CD4-independent infection of target cells, providing the potential to infect cells in different compartments but also exposing critical regions of coreceptor binding site to host neutralizing immune response.
A more relaxed envelope glycoproteins structure that could modulate HIV-2 interaction with cellular receptors, helping explaining the exotic coreceptor usage and CD4-independency but also a less fitted interaction with those receptors and thus to an inappropriate cell signalling.
Much more data is needed to fully comprehend the way human host is able to cope with HIV-2 but not with HIV-1 infection. Further studies addressing HIV-2-cell interactions are warranted as they could reveal undisclosed mechanisms and pathways that may help to clarify the underlying causes for the different pathogenic potential observed between HIV-2 and HIV-1, en route to assist in HIV vaccine development and new therapeutic strategies.
|Conflicting results. Susceptible to antiviral activity of cellular factor SAMHD1||Conflicting results. Resistant to antiviral activity of cellular factor SAMHD1 (by Vpx protein)|
|Less efficiently triggered due to several factors, namely to the restricted infection of dendritic cells||More robust than in HIV-1 namely because infection of dendritic cells could trigger IFN-I mediated response|
|Generally described has only being able to efficiently use CCR5 and CXCR4||Generally described has being able to efficiently use other coreceptors besides CCR5 and CXCR4|
|Rarely described||Several primary isolates reported|

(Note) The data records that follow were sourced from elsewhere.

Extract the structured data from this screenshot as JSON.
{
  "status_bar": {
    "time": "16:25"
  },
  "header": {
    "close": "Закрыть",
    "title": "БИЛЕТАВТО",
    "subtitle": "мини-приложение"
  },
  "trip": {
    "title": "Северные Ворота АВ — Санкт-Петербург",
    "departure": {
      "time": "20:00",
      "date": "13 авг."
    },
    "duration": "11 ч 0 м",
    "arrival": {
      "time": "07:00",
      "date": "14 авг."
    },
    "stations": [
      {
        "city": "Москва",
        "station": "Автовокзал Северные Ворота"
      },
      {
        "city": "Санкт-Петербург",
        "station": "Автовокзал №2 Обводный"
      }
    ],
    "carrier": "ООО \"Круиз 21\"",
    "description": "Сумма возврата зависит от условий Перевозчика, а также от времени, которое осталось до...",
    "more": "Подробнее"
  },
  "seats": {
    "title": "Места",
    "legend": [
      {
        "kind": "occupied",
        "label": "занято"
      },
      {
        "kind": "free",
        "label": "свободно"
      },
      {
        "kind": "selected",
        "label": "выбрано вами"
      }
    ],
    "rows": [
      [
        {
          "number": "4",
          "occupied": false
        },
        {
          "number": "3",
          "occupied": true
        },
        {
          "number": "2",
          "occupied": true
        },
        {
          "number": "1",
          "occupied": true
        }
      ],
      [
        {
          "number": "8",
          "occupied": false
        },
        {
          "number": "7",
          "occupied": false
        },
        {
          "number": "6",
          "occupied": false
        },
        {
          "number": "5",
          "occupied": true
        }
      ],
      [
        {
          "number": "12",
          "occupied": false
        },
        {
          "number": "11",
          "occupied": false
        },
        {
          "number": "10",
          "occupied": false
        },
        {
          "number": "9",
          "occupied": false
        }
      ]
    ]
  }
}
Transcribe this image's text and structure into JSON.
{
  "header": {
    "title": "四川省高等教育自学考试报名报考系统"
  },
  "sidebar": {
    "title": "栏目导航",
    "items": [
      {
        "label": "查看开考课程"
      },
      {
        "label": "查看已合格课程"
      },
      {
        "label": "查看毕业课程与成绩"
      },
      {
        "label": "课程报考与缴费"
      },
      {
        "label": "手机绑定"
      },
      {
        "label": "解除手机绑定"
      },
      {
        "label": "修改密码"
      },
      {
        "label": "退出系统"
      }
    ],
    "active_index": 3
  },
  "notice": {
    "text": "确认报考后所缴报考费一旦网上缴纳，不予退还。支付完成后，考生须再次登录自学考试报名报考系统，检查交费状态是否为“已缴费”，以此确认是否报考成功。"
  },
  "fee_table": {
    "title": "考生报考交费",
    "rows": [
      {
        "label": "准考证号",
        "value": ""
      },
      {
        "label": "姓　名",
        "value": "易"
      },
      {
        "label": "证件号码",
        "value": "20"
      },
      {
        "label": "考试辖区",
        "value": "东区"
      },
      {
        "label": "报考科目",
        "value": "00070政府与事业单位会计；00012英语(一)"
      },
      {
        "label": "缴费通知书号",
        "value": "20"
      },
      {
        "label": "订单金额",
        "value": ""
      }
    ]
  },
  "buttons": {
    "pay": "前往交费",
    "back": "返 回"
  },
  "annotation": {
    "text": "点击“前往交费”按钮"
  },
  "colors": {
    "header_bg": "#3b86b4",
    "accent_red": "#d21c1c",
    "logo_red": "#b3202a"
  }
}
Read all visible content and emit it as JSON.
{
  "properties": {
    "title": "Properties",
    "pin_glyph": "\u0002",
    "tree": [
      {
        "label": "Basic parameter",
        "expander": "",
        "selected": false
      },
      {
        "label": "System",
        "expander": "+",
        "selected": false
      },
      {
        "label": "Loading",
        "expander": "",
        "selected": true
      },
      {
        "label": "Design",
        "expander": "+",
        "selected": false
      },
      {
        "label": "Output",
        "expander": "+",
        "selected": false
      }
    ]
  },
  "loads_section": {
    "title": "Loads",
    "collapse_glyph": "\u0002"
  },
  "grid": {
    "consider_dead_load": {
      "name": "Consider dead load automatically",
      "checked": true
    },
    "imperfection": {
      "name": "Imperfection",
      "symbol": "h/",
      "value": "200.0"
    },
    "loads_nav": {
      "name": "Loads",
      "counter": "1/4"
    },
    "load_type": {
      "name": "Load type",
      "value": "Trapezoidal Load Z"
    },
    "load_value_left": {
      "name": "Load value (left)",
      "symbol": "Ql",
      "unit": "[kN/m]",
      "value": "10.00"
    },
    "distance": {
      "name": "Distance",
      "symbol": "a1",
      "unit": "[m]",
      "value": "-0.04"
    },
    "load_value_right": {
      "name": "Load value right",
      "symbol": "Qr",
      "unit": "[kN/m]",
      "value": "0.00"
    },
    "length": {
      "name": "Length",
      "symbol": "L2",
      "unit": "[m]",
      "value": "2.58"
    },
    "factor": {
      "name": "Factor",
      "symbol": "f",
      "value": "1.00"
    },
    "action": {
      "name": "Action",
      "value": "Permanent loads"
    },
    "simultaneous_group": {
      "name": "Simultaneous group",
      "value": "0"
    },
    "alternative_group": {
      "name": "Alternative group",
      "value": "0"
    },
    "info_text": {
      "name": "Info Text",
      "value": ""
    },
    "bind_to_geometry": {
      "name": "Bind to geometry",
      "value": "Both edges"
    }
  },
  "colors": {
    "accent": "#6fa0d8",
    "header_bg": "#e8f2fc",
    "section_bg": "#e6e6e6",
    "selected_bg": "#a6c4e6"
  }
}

|Mostly the V3 region of SU envelope glycoprotein||Conflicting data. Probably V1/V2 region and, to a lesser extend, V3 region|
|Reduced||Higher and broader|
The author wish to acknowledge bioMérieux Portugal for the financial support in the article processing charge of this chapter.